* Work instruction
Among the lines below, some may hold the word "arrow"; state how many do, giving only the number.

____ Extracted information

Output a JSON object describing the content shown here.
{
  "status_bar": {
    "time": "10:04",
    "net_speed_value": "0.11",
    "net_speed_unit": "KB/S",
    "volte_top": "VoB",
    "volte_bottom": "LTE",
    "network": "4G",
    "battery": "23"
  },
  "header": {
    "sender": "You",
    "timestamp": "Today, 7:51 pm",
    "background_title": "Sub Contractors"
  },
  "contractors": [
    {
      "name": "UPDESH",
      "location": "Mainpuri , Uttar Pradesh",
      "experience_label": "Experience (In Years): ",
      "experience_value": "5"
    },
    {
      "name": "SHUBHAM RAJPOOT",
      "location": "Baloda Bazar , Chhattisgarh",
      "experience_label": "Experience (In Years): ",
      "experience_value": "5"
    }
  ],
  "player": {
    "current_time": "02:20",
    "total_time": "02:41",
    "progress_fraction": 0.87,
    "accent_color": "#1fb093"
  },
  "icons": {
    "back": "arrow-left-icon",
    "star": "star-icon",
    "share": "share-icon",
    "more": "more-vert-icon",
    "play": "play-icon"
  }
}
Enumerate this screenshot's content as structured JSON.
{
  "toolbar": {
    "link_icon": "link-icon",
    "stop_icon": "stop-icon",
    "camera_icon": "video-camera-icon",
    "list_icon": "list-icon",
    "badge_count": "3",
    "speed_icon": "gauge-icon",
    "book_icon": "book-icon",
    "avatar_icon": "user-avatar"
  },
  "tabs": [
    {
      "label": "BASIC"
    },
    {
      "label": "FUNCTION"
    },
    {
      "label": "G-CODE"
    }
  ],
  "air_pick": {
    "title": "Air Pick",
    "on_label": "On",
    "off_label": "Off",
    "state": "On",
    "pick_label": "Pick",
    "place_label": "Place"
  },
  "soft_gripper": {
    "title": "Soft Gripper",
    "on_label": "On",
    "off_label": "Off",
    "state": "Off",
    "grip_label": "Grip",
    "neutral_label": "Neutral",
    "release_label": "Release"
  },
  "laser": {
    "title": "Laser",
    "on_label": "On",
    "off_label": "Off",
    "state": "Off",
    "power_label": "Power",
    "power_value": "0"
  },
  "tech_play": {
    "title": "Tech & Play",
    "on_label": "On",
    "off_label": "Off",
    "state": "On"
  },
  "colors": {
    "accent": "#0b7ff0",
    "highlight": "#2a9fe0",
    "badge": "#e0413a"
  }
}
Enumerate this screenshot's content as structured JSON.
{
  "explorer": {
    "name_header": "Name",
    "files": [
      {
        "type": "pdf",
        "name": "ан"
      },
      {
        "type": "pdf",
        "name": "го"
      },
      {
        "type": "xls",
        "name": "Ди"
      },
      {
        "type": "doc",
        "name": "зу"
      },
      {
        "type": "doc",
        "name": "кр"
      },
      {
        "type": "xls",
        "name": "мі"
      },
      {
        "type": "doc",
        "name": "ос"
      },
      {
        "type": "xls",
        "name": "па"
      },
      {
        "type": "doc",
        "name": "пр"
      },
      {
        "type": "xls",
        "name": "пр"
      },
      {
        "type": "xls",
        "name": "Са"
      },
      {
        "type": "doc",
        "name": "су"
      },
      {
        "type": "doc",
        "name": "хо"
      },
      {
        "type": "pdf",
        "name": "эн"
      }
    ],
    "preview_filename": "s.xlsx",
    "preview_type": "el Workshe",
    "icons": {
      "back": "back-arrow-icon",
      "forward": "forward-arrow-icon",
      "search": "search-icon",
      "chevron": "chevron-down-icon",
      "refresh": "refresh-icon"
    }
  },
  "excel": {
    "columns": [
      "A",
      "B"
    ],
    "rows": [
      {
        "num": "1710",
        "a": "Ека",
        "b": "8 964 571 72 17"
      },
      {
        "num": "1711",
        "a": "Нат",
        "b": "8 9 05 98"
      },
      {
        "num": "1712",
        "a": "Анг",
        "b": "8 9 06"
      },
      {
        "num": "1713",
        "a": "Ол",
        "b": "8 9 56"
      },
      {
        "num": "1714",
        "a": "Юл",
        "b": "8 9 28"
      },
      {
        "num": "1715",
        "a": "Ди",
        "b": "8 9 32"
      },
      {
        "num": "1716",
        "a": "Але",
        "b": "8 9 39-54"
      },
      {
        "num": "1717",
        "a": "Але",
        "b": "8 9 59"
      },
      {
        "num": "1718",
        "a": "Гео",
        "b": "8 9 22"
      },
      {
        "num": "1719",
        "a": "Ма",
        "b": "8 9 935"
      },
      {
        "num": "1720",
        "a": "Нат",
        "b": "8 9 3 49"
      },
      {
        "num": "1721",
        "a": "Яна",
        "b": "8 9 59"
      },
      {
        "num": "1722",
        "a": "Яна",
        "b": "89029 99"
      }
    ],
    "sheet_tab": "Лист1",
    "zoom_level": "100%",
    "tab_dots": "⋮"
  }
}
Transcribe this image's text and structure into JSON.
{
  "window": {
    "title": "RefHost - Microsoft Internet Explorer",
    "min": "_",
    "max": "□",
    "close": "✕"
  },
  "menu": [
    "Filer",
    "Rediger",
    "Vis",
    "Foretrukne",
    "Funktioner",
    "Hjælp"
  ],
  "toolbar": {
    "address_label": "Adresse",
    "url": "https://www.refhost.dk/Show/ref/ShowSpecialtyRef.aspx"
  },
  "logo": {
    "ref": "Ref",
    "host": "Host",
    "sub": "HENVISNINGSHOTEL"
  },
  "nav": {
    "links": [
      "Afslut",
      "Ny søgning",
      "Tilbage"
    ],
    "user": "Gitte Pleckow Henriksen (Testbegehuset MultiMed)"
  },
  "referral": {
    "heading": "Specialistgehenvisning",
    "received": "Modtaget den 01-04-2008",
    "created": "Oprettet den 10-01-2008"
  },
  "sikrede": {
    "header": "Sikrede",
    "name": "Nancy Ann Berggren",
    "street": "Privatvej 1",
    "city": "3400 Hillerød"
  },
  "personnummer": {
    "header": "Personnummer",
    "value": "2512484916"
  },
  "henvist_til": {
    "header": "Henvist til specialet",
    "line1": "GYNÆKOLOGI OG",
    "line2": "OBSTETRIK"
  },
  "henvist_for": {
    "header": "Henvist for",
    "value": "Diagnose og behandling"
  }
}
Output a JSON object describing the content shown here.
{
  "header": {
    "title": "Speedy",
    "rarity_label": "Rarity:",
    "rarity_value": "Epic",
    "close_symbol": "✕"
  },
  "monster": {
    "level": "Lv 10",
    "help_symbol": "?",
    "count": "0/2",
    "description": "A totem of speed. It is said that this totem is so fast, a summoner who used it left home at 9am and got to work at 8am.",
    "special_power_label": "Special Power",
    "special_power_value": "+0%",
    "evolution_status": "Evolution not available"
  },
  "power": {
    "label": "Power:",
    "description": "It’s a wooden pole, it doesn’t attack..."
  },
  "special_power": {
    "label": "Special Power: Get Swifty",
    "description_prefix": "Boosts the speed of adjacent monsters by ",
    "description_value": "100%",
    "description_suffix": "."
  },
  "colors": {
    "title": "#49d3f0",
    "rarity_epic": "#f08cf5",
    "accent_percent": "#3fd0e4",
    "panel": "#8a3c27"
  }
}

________

* Worked solution
3